Women’s Aid launched the Talk about abuse campaign in September to “encourage people to look for signs of domestic abuse among their friends and family, to talk about it, listen and support, and suggest further help.” The campaign is working to make the public more observant of their loved ones, to recognise when someone they care about is in danger, and to help intervene where possible.
Striking Anti-VAW Campaign #11: #ThatsNotLove Campaign – USA
#ThatsNotLove is an initiative by OneLove, “a student-led movement to activate, educate, and empower others to change the statistics around relationship violence”. OneLove recently recorded a powerful video emphasising how abuse escalates over the course of a relationship. In the chilling campaign video, we witness how reasons such as “Because I love you, I text “I can’t live without you”” are warning signs of unhealthy behaviour.
Striking Anti-VAW Campaign #12: The Salvation Army Dress Campaign – South Africa
While everyone on social media was trying to decide if ‘The Dress’ was white and gold or black and blue, the South African branch of The Salvation Army swiftly came up with a clever campaign to draw attention to VAW. The SA Salvation Army tweeted an image of a model wearing The Dress with the caption “The only illusion is if you think it was her choice. One in 6 women are victims of abuse. Stop abuse against women.” The image, which contained the logo for Carehaven, a shelter for abused women and their children run by the SA Salvation Army, instantly went viral.
Striking Anti-VAW Campaign #13: The Purple Rose Campaign – The Philippines

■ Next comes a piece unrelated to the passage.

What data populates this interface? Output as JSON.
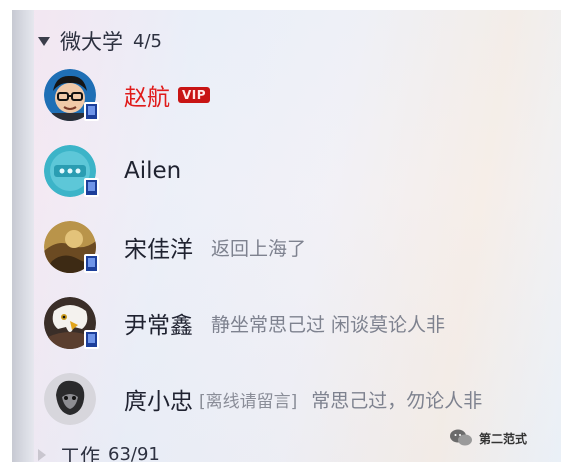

The Purple Rose Campaign Against the Trafficking of Women and Children, under the guidance of AF3IRM, has been running for the past 15 years and continues to advocate against sex trafficking in the Philippines. AF3IRM has partnered with “local communities and organizations to develop trainings and gather resources to provide sexual violence relief for women and children, to identify and stop trafficking, as well as to address reproductive justice and livelihood needs.”
Striking Anti-VAW Campaign #14: Turkish Men Wear Miniskirts In Support Of Women’s Rights – Turkey
After the violent murder of 20-year-old Ozgecan Aslan, men in Turkey took to the streets in miniskirts to campaign against VAW. The protestation spilled over to social media with Turkish men posting images of themselves online alongside the hash tag #ozgecanicinminietekgiy, which translates to “wear a miniskirt for Ozgecan”. The Campaign garnered 900,000 petition signatures asking that institutions to take responsibility for attacks on women.
Striking Anti-VAW Campaign #15: Violence against Women (VAW) campaign – Nepal
WOREC’s Violence against Women campaign is currently using programs to “address numerous multi-faceted issues responsible for VAW in Nepal.” The campaign aims to tackle the causes of women trafficking and other forms of VAW. WOREC has been working for years to end trafficking and run a Women’s Rehabilitation Centre as well as a Safe House.
Striking Anti-VAW Campaign #16: We Can Stop It – Scotland
Police Scotland created We Can Stop It, a rape prevention campaign that targets young men between the ages to 16 – 27. The campaign’s shocking advertisement asks “Do you really know what rape is?” Police Scotland used this perpetrator-focused approach, rather than telling women to be safe and advising them on how not to get raped. Police Scotland is also working with bar owners to train their staff to intervene when they spot women who may be vulnerable.